Distant Voices, Still Lives

Director: Terence Davies
Year Released: 1988
Rating: 2.5

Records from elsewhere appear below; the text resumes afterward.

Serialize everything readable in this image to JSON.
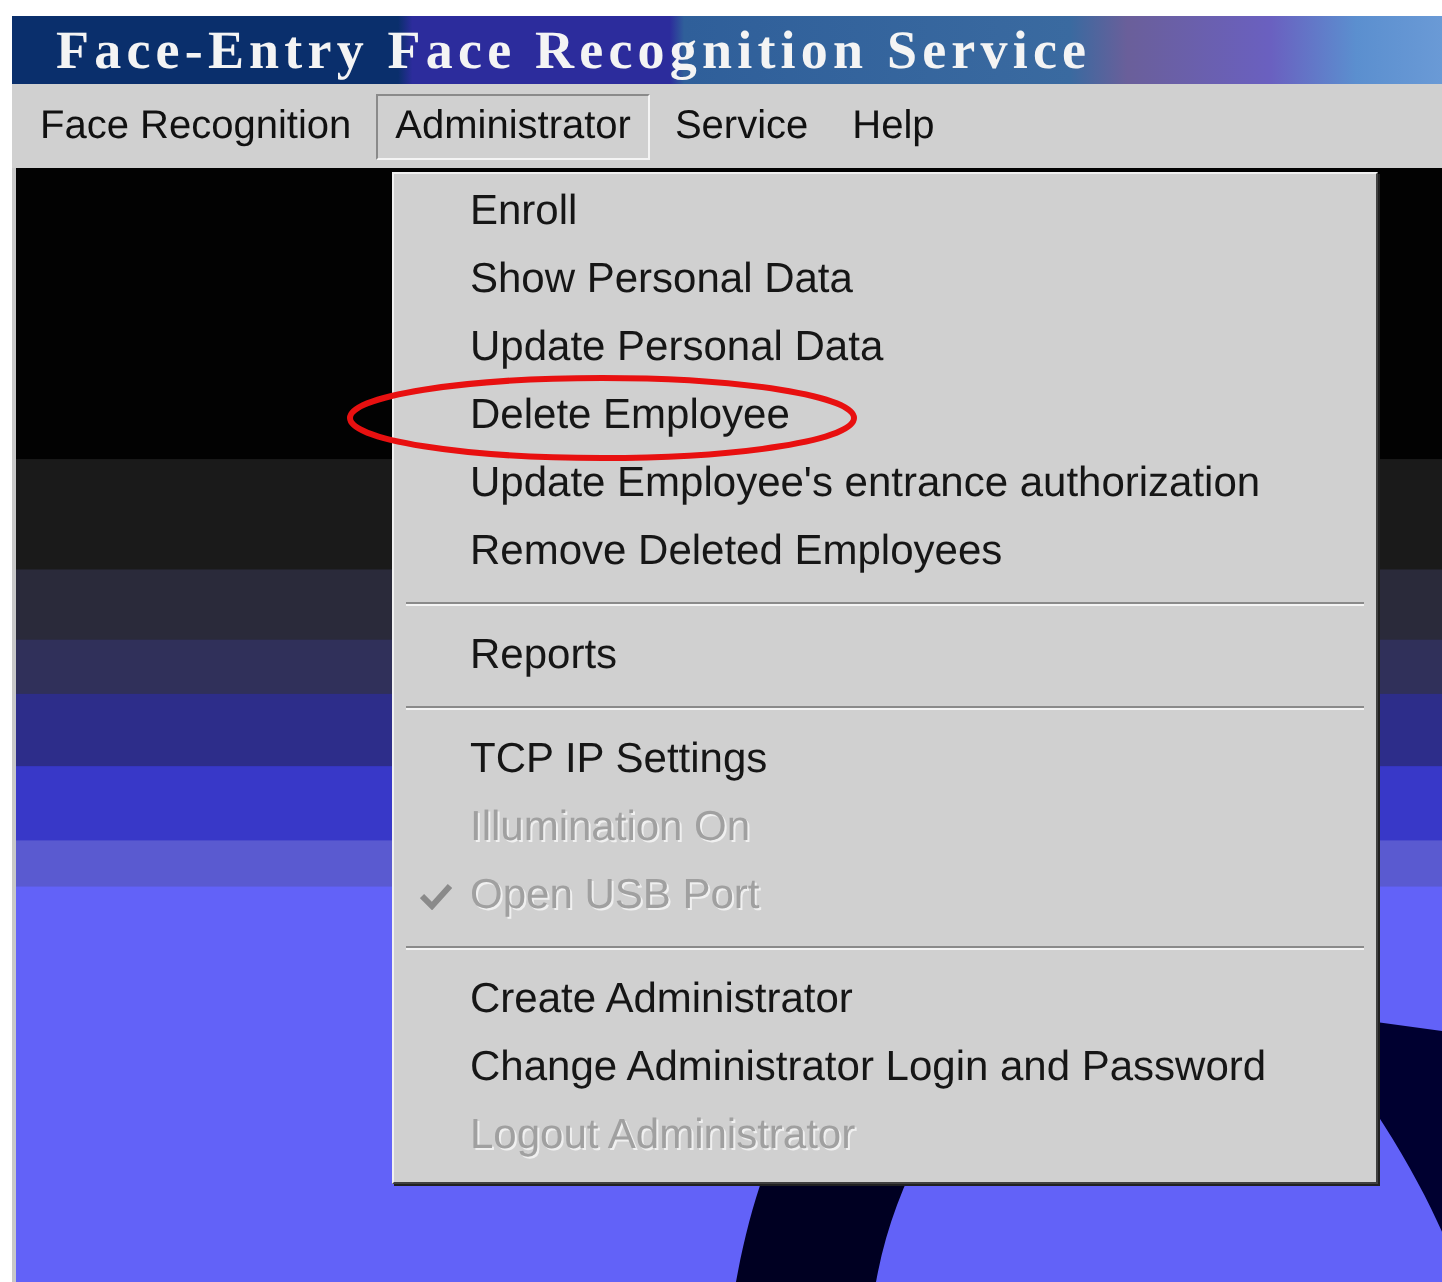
{
  "window": {
    "title": "Face-Entry Face Recognition Service"
  },
  "menu_bar": [
    {
      "label": "Face Recognition",
      "selected": false
    },
    {
      "label": "Administrator",
      "selected": true
    },
    {
      "label": "Service",
      "selected": false
    },
    {
      "label": "Help",
      "selected": false
    }
  ],
  "dropdown": {
    "items": [
      {
        "kind": "item",
        "label": "Enroll",
        "disabled": false,
        "checked": false,
        "circled": false
      },
      {
        "kind": "item",
        "label": "Show Personal Data",
        "disabled": false,
        "checked": false,
        "circled": false
      },
      {
        "kind": "item",
        "label": "Update Personal Data",
        "disabled": false,
        "checked": false,
        "circled": false
      },
      {
        "kind": "item",
        "label": "Delete Employee",
        "disabled": false,
        "checked": false,
        "circled": true
      },
      {
        "kind": "item",
        "label": "Update Employee's entrance authorization",
        "disabled": false,
        "checked": false,
        "circled": false
      },
      {
        "kind": "item",
        "label": "Remove Deleted Employees",
        "disabled": false,
        "checked": false,
        "circled": false
      },
      {
        "kind": "separator"
      },
      {
        "kind": "item",
        "label": "Reports",
        "disabled": false,
        "checked": false,
        "circled": false
      },
      {
        "kind": "separator"
      },
      {
        "kind": "item",
        "label": "TCP IP Settings",
        "disabled": false,
        "checked": false,
        "circled": false
      },
      {
        "kind": "item",
        "label": "Illumination On",
        "disabled": true,
        "checked": false,
        "circled": false
      },
      {
        "kind": "item",
        "label": "Open USB Port",
        "disabled": true,
        "checked": true,
        "circled": false
      },
      {
        "kind": "separator"
      },
      {
        "kind": "item",
        "label": "Create Administrator",
        "disabled": false,
        "checked": false,
        "circled": false
      },
      {
        "kind": "item",
        "label": "Change Administrator Login and Password",
        "disabled": false,
        "checked": false,
        "circled": false
      },
      {
        "kind": "item",
        "label": "Logout Administrator",
        "disabled": true,
        "checked": false,
        "circled": false
      }
    ]
  }
}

A grim two-part portrait of working-class England in the middle of the 20th century: in the first ("Distant Voices"), Tony (Dean Williams, a stand-in for the director) along with his sisters Maisie (Lorraine Ashbourne) and Eileen (Angela Walsh) are subjected to constant physical and emotional punishment by their cruel father Tommy (Pete Postlethwaite), which they recall after he passes away; in the second ("Still Lives") they're all older, some of them are unhappily married and spend a lot of time hanging out in pubs (when not going to the movies or checking sports scores).  The first section is the strong part of the movie, with Postlethwaite beating the one sister with a broom and slapping around his wife Nell (Freda Dowie) - the reason for his awful behavior, although realistic, is never explored ... perhaps because (a.) it isn't from his perspective and/or (b.) children don't understand adult problems - while the last part almost feels like an afterthought (with War and Dad out of the way): there is too much singing and aimless wandering.  Still, Davies' free-form style is pretty poetic - it plays out like a hazily remembered dream - and I wonder if he read Truman Capote's Other Voices, Other Rooms prior to making it.